▸ ACTIVITY
Could you retype all of the entries below word for word?

+===+

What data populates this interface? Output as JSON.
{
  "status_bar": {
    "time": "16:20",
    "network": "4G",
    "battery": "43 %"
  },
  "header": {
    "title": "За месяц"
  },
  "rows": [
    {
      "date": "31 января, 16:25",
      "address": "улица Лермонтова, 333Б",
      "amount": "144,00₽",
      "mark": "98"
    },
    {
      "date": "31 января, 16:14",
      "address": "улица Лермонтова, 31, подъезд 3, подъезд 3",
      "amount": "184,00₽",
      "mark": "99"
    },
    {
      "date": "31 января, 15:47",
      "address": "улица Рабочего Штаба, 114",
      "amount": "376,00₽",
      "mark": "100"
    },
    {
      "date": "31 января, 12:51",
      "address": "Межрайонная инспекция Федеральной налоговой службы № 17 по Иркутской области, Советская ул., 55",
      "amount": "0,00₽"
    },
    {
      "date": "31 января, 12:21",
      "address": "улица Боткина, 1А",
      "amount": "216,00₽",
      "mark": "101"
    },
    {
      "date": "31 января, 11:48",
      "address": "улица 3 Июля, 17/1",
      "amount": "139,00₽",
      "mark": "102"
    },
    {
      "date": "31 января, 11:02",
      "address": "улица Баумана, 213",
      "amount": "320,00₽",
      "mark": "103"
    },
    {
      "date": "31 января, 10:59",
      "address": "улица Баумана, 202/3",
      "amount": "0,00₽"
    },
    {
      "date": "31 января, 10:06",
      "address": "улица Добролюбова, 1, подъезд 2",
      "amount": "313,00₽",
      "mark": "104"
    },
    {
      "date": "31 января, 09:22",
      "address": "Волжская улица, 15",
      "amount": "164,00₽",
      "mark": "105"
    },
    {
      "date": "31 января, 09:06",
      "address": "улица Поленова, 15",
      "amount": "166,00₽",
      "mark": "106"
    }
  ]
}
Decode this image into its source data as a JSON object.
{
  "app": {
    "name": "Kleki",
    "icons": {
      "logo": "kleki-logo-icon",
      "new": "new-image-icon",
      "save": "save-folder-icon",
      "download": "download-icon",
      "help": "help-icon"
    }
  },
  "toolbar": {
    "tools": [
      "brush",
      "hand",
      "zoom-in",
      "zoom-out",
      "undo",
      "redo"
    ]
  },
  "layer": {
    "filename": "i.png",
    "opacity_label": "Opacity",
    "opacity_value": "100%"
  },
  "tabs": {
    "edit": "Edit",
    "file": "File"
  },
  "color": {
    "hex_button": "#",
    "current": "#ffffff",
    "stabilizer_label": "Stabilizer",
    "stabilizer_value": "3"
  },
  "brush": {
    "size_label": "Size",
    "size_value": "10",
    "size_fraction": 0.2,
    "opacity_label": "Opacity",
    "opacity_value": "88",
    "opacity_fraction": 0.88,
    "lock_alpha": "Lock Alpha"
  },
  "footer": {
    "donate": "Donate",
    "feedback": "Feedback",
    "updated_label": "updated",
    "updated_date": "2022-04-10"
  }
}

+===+

▸ SOLUTION TO THIS TASK
What data populates this interface? Output as JSON.
{
  "status_bar": {
    "time": "16:20",
    "network": "4G",
    "battery": "43 %"
  },
  "header": {
    "title": "За месяц"
  },
  "rows": [
    {
      "date": "31 января, 16:25",
      "address": "улица Лермонтова, 333Б",
      "amount": "144,00₽",
      "mark": "98"
    },
    {
      "date": "31 января, 16:14",
      "address": "улица Лермонтова, 31, подъезд 3, подъезд 3",
      "amount": "184,00₽",
      "mark": "99"
    },
    {
      "date": "31 января, 15:47",
      "address": "улица Рабочего Штаба, 114",
      "amount": "376,00₽",
      "mark": "100"
    },
    {
      "date": "31 января, 12:51",
      "address": "Межрайонная инспекция Федеральной налоговой службы № 17 по Иркутской области, Советская ул., 55",
      "amount": "0,00₽"
    },
    {
      "date": "31 января, 12:21",
      "address": "улица Боткина, 1А",
      "amount": "216,00₽",
      "mark": "101"
    },
    {
      "date": "31 января, 11:48",
      "address": "улица 3 Июля, 17/1",
      "amount": "139,00₽",
      "mark": "102"
    },
    {
      "date": "31 января, 11:02",
      "address": "улица Баумана, 213",
      "amount": "320,00₽",
      "mark": "103"
    },
    {
      "date": "31 января, 10:59",
      "address": "улица Баумана, 202/3",
      "amount": "0,00₽"
    },
    {
      "date": "31 января, 10:06",
      "address": "улица Добролюбова, 1, подъезд 2",
      "amount": "313,00₽",
      "mark": "104"
    },
    {
      "date": "31 января, 09:22",
      "address": "Волжская улица, 15",
      "amount": "164,00₽",
      "mark": "105"
    },
    {
      "date": "31 января, 09:06",
      "address": "улица Поленова, 15",
      "amount": "166,00₽",
      "mark": "106"
    }
  ]
}
Decode this image into its source data as a JSON object.
{
  "app": {
    "name": "Kleki",
    "icons": {
      "logo": "kleki-logo-icon",
      "new": "new-image-icon",
      "save": "save-folder-icon",
      "download": "download-icon",
      "help": "help-icon"
    }
  },
  "toolbar": {
    "tools": [
      "brush",
      "hand",
      "zoom-in",
      "zoom-out",
      "undo",
      "redo"
    ]
  },
  "layer": {
    "filename": "i.png",
    "opacity_label": "Opacity",
    "opacity_value": "100%"
  },
  "tabs": {
    "edit": "Edit",
    "file": "File"
  },
  "color": {
    "hex_button": "#",
    "current": "#ffffff",
    "stabilizer_label": "Stabilizer",
    "stabilizer_value": "3"
  },
  "brush": {
    "size_label": "Size",
    "size_value": "10",
    "size_fraction": 0.2,
    "opacity_label": "Opacity",
    "opacity_value": "88",
    "opacity_fraction": 0.88,
    "lock_alpha": "Lock Alpha"
  },
  "footer": {
    "donate": "Donate",
    "feedback": "Feedback",
    "updated_label": "updated",
    "updated_date": "2022-04-10"
  }
}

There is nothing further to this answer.